Fucking white people. Not only are we pulling this crazy shit, but we’re doing it in the rumpus room!?
Sicario and all the images you see in this review are owned by Lionsgate
Directed by Denis Villeneuve
Isn’t it great to that we start getting GOOD movies again? I mean sure, Black Mass had its problems but compared to some of the crap I had to sit through in the last two months, it was practically Kubrick. Now we’re getting this movie AND The Martian in the same week without a single bible thumping propaganda piece in sight! Does this tale about government agencies working against the Cartel manage to be one of the better films of the year, or is a disappointing procedural that will get lost in the shuffle by the time the Oscars roll around? Let’s find out!!
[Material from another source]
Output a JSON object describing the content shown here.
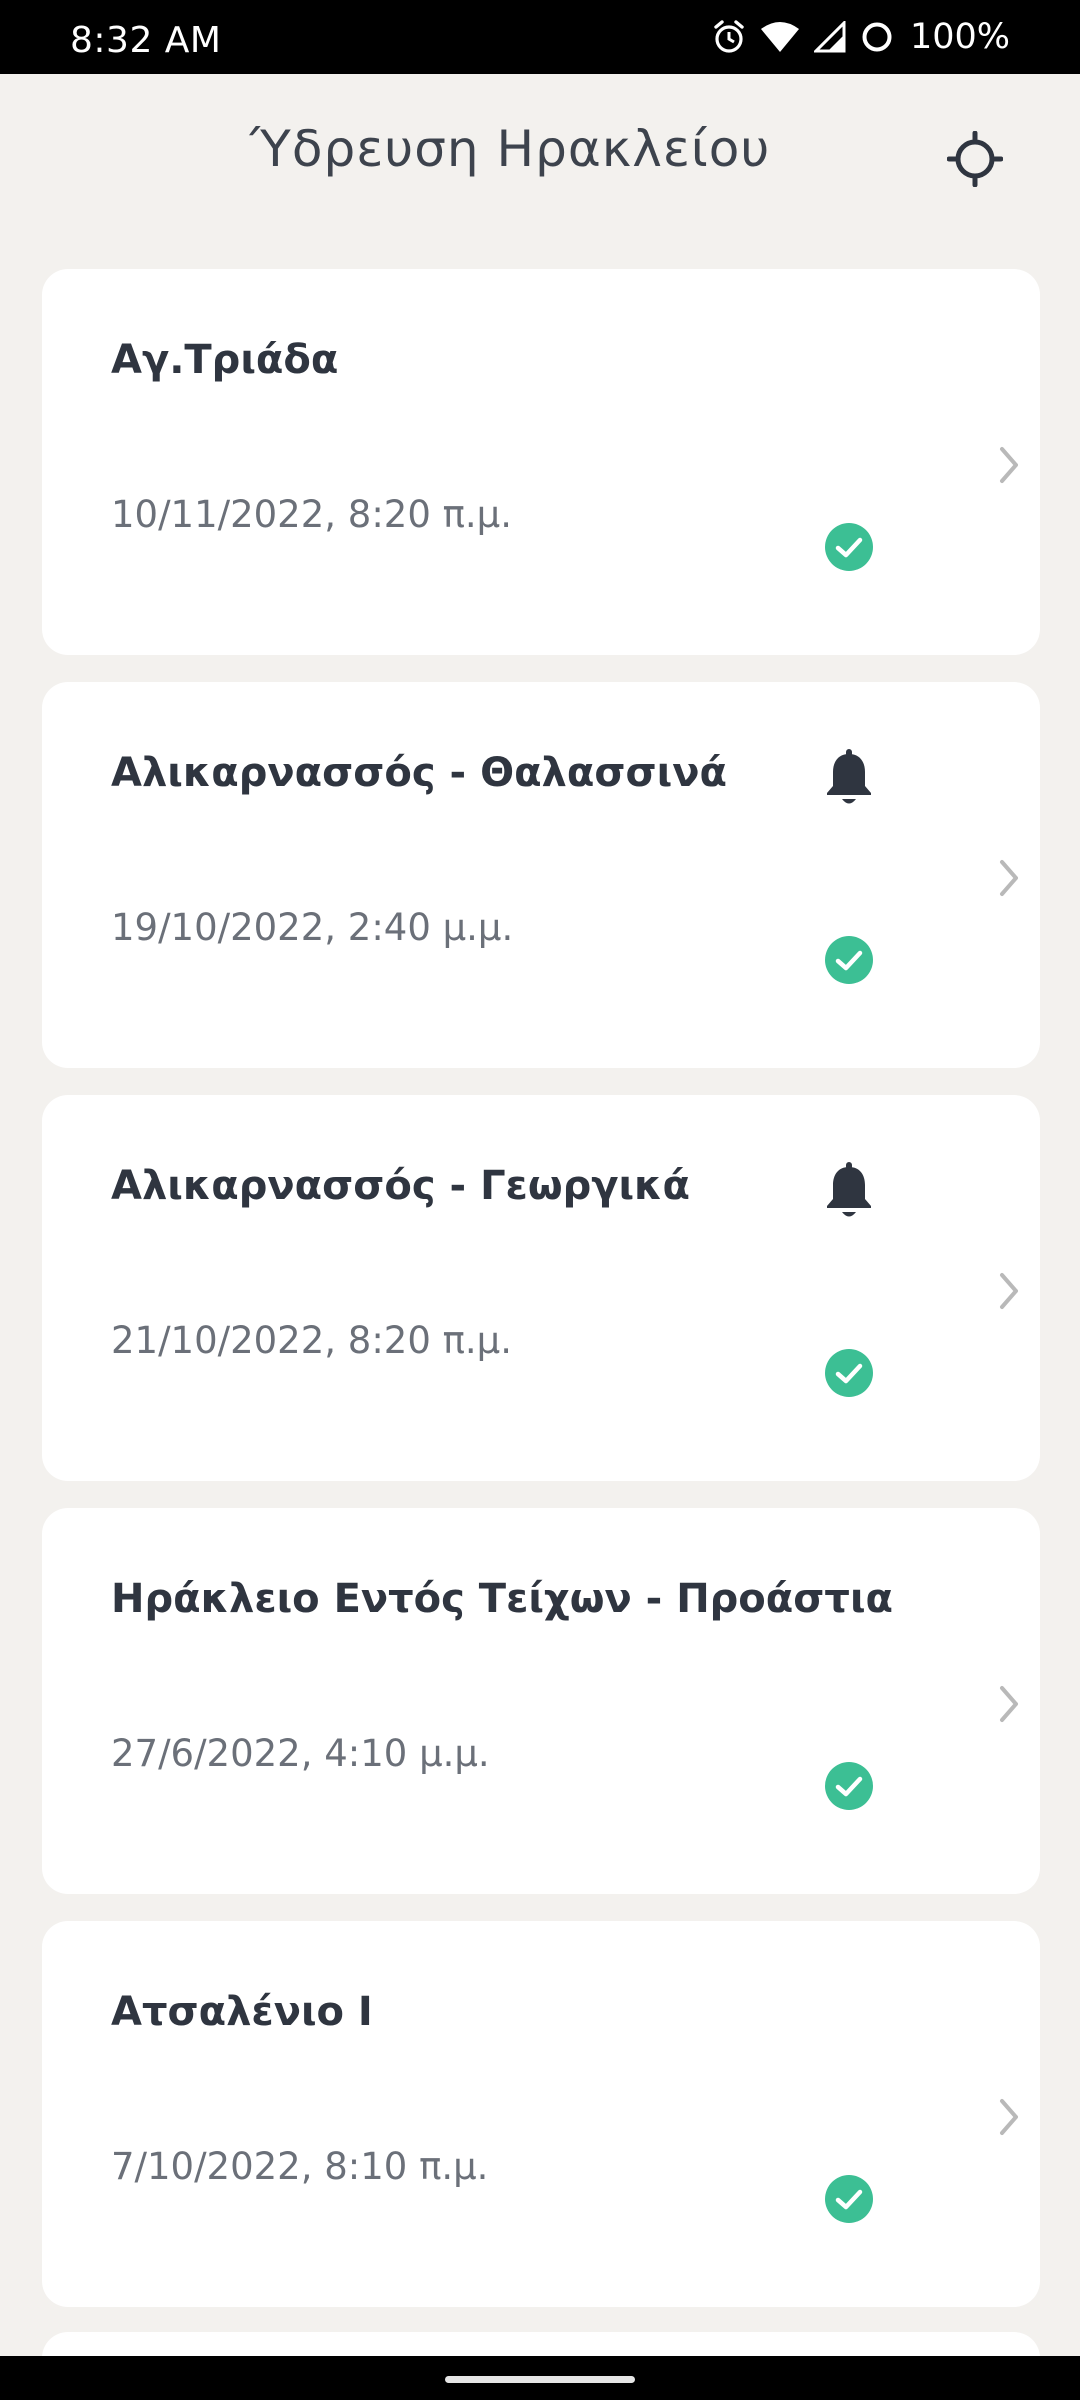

The movie is about Kate Macer (Emily Blunt) who’s head of some sort of tactical response team in the FBI stumbles across a horrifying crime scene during one of her missions where the Cartel has apparently been burying people they kill in the walls of the building. Okay… well it gets even worse when the team accidently sets off a trap bomb that may have killed any remaining hostages that the team thought were on the premises. Despite the awful day she had, the silver lining comes in when she catches the attention of Matt Graver (Josh Brolin) who offers her a chance to work with him on more direct missions against the Cartel. She agrees to go with him and meets with Alejandro (Benicio Del Toro) who’s a complete mystery and may not even be working for the United States in any sort of official capacity. Still, he proves to be very effective in the line of duty as he and Matt (along with Kate who’s still adjusting to their methods) work on operations that will definitely cut the Cartel’s legs out from under them. Still, she has her reservations to the actions they take and once her partner from the tactical response team Reggie Wayne (Daniel Kaluuya) gets in on it to, it’s clear that her conscious is getting the better of her and that Matt and Alejandro aren’t exactly who they seem to be. Will Kate decide that their methods, while unorthodox, are necessary for the war they’re trying to fight, or will she not allow herself to go through the mental hoops necessary to somehow justify their actions and her own?
“Maybe we shouldn’t be rolling into foreign countries to take their citizens while carrying high powered weaponry. Then again, SCREW THESE CARTEL ASSHOLES!! BANG BANG BANG!!!”